╭─ Input for this task

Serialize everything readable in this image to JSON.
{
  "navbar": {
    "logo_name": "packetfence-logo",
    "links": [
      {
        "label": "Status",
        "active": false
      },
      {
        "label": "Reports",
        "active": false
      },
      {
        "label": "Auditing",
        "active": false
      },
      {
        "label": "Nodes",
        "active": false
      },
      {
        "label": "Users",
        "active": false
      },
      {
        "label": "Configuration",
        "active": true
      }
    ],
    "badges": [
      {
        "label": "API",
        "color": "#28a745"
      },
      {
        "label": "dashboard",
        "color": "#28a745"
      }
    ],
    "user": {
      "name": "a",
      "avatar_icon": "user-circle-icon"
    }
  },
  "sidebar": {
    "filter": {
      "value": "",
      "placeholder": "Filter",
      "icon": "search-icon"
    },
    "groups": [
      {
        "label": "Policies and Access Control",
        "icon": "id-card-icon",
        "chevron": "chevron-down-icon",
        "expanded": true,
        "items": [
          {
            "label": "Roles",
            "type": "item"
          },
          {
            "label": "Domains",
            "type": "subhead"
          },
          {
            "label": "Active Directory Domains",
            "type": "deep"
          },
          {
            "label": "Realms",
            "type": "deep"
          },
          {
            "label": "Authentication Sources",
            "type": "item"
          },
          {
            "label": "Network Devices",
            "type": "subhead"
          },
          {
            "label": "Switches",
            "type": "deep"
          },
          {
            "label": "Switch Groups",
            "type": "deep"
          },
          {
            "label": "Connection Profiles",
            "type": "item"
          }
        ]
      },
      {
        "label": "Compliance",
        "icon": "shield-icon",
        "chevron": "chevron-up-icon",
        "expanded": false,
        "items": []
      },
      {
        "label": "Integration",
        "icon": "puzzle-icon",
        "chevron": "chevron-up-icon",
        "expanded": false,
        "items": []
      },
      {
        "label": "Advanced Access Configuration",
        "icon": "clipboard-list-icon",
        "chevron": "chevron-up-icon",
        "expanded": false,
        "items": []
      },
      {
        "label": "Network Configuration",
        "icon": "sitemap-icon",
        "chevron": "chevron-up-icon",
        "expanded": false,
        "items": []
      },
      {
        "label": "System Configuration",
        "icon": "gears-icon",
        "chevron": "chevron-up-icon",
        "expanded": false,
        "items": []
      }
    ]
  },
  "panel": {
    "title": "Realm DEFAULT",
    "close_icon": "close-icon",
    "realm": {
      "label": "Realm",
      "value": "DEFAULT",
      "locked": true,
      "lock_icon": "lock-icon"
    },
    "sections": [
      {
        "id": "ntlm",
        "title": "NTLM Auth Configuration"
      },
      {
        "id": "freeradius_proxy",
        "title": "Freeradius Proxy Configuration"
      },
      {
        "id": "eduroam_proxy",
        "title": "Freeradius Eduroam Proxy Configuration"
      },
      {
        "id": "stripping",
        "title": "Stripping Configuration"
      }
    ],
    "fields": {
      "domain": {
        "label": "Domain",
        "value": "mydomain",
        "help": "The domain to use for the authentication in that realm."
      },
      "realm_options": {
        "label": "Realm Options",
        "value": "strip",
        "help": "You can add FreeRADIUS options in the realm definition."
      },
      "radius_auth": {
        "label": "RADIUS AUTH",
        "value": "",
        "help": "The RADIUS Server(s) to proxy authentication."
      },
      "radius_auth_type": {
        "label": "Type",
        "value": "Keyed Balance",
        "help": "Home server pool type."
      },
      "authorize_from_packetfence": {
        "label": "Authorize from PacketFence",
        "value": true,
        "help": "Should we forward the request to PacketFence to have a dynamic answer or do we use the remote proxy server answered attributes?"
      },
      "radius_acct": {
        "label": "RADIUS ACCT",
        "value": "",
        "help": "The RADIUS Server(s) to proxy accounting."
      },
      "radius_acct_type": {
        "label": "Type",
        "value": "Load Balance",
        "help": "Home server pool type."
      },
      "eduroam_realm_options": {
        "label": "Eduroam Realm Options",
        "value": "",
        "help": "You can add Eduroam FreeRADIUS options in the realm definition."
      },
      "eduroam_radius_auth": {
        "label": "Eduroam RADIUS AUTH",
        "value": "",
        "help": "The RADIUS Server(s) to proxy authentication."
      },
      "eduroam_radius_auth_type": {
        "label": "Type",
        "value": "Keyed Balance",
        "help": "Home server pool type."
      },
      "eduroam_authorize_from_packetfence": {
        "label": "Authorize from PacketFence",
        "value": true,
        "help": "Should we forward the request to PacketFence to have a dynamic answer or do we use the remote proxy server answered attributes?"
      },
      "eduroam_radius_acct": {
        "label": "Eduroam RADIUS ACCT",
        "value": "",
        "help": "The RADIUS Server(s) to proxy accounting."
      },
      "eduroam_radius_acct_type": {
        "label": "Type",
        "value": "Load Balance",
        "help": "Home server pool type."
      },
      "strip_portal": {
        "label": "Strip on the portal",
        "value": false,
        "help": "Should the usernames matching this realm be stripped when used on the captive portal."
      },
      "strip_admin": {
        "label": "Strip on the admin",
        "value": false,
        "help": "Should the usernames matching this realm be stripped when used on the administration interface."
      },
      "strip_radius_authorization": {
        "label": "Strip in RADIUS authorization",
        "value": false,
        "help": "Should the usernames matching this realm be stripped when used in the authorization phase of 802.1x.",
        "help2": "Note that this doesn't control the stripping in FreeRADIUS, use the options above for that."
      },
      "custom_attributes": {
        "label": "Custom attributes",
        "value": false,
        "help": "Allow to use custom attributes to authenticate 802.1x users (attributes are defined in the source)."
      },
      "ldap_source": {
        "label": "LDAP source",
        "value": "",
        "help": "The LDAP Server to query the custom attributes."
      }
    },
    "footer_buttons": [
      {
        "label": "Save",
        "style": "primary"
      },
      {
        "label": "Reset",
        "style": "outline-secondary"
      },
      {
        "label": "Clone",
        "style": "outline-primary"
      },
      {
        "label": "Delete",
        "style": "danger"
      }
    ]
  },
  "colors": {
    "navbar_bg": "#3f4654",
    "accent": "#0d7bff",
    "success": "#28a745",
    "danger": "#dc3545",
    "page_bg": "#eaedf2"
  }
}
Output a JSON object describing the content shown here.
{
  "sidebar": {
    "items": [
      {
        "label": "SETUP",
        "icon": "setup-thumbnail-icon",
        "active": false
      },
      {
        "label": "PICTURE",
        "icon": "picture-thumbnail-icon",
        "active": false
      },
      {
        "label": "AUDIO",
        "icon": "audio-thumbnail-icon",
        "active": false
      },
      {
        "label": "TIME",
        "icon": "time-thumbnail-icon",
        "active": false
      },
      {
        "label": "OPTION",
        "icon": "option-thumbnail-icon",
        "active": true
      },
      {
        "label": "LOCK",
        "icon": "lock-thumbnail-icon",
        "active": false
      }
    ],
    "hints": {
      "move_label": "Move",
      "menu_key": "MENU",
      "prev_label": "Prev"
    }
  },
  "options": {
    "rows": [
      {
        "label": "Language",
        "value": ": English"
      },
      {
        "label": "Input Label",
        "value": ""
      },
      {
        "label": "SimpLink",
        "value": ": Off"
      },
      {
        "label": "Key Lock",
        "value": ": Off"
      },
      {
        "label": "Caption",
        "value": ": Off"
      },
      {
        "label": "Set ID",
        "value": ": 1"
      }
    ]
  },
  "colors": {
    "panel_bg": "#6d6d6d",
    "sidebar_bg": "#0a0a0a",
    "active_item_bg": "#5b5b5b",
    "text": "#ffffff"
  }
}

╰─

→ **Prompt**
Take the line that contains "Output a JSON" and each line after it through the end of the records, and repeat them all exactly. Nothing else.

→ **Reply to the exercise**
Output a JSON object describing the content shown here.
{
  "sidebar": {
    "items": [
      {
        "label": "SETUP",
        "icon": "setup-thumbnail-icon",
        "active": false
      },
      {
        "label": "PICTURE",
        "icon": "picture-thumbnail-icon",
        "active": false
      },
      {
        "label": "AUDIO",
        "icon": "audio-thumbnail-icon",
        "active": false
      },
      {
        "label": "TIME",
        "icon": "time-thumbnail-icon",
        "active": false
      },
      {
        "label": "OPTION",
        "icon": "option-thumbnail-icon",
        "active": true
      },
      {
        "label": "LOCK",
        "icon": "lock-thumbnail-icon",
        "active": false
      }
    ],
    "hints": {
      "move_label": "Move",
      "menu_key": "MENU",
      "prev_label": "Prev"
    }
  },
  "options": {
    "rows": [
      {
        "label": "Language",
        "value": ": English"
      },
      {
        "label": "Input Label",
        "value": ""
      },
      {
        "label": "SimpLink",
        "value": ": Off"
      },
      {
        "label": "Key Lock",
        "value": ": Off"
      },
      {
        "label": "Caption",
        "value": ": Off"
      },
      {
        "label": "Set ID",
        "value": ": 1"
      }
    ]
  },
  "colors": {
    "panel_bg": "#6d6d6d",
    "sidebar_bg": "#0a0a0a",
    "active_item_bg": "#5b5b5b",
    "text": "#ffffff"
  }
}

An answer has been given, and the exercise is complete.